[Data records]
===============

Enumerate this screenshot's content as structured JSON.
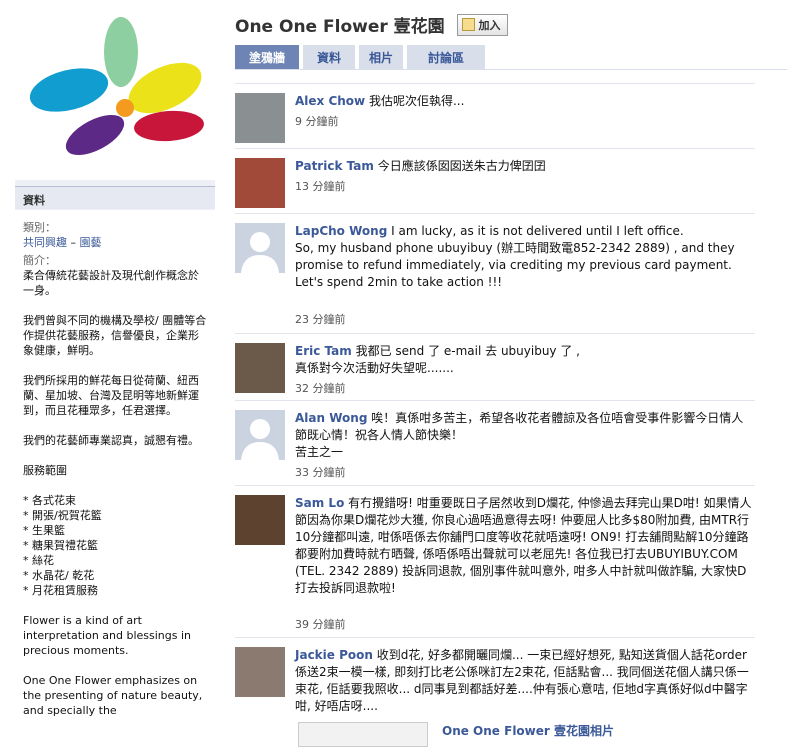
{
  "page": {
    "title": "One One Flower 壹花園",
    "join_label": "加入"
  },
  "tabs": [
    "塗鴉牆",
    "資料",
    "相片",
    "討論區"
  ],
  "info": {
    "header": "資料",
    "category_label": "類別：",
    "category_link1": "共同興趣",
    "category_sep": " – ",
    "category_link2": "園藝",
    "intro_label": "簡介：",
    "paragraphs": [
      "柔合傳統花藝設計及現代創作概念於一身。",
      "我們曾與不同的機構及學校/ 團體等合作提供花藝服務，信譽優良，企業形象健康，鮮明。",
      "我們所採用的鮮花每日從荷蘭、紐西蘭、星加坡、台灣及昆明等地新鮮運到，而且花種眾多，任君選擇。",
      "我們的花藝師專業認真，誠懇有禮。",
      "服務範圍",
      "* 各式花束\n* 開張/祝賀花籃\n* 生果籃\n* 糖果賀禮花籃\n* 絲花\n* 水晶花/ 乾花\n* 月花租賃服務",
      "Flower is a kind of art interpretation and blessings in precious moments.",
      "One One Flower emphasizes on the presenting of nature beauty, and specially the"
    ]
  },
  "posts": [
    {
      "name": "Alex Chow",
      "text": "我估呢次佢執得...",
      "time": "9 分鐘前"
    },
    {
      "name": "Patrick Tam",
      "text": "今日應該係囡囡送朱古力俾囝囝",
      "time": "13 分鐘前"
    },
    {
      "name": "LapCho Wong",
      "text": "I am lucky, as it is not delivered until I left office.\nSo, my husband phone ubuyibuy (辦工時間致電852-2342 2889) , and they promise to refund immediately, via crediting my previous card payment.\nLet's spend 2min to take action !!!",
      "time": "23 分鐘前"
    },
    {
      "name": "Eric Tam",
      "text": "我都已 send 了 e-mail 去 ubuyibuy 了 ,\n真係對今次活動好失望呢.......",
      "time": "32 分鐘前"
    },
    {
      "name": "Alan Wong",
      "text": "唉！真係咁多苦主，希望各收花者體諒及各位唔會受事件影響今日情人節既心情！祝各人情人節快樂！\n苦主之一",
      "time": "33 分鐘前"
    },
    {
      "name": "Sam Lo",
      "text": "有冇攪錯呀! 咁重要既日子居然收到D爛花, 仲慘過去拜完山果D咁! 如果情人節因為你果D爛花炒大獲, 你良心過唔過意得去呀! 仲要屈人比多$80附加費, 由MTR行10分鐘都叫遠, 咁係唔係去你舖門口度等收花就唔遠呀! ON9! 打去舖問點解10分鐘路都要附加費時就冇晒聲, 係唔係唔出聲就可以老屈先! 各位我已打去UBUYIBUY.COM (TEL. 2342 2889) 投訴同退款, 個別事件就叫意外, 咁多人中計就叫做詐騙, 大家快D打去投訴同退款啦!",
      "time": "39 分鐘前"
    },
    {
      "name": "Jackie Poon",
      "text": "收到d花, 好多都開曬同爛... 一束已經好想死, 點知送貨個人話花order 係送2束一模一樣, 即刻打比老公係咪訂左2束花, 佢話點會... 我同個送花個人講只係一束花, 佢話要我照收... d同事見到都話好差....仲有張心意咭, 佢地d字真係好似d中醫字咁, 好唔店呀....",
      "time": ""
    }
  ],
  "album_link": "One One Flower 壹花園相片",
  "colors": {
    "link": "#3b5998",
    "tab_active": "#6d84b4",
    "tab_inactive": "#d8dfea",
    "sidebar_bg": "#eef0f6"
  }
}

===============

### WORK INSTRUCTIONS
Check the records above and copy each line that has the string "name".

### RESPONSE TO THIS EXERCISE
      "name": "Alex Chow",
      "name": "Patrick Tam",
      "name": "LapCho Wong",
      "name": "Eric Tam",
      "name": "Alan Wong",
      "name": "Sam Lo",
      "name": "Jackie Poon",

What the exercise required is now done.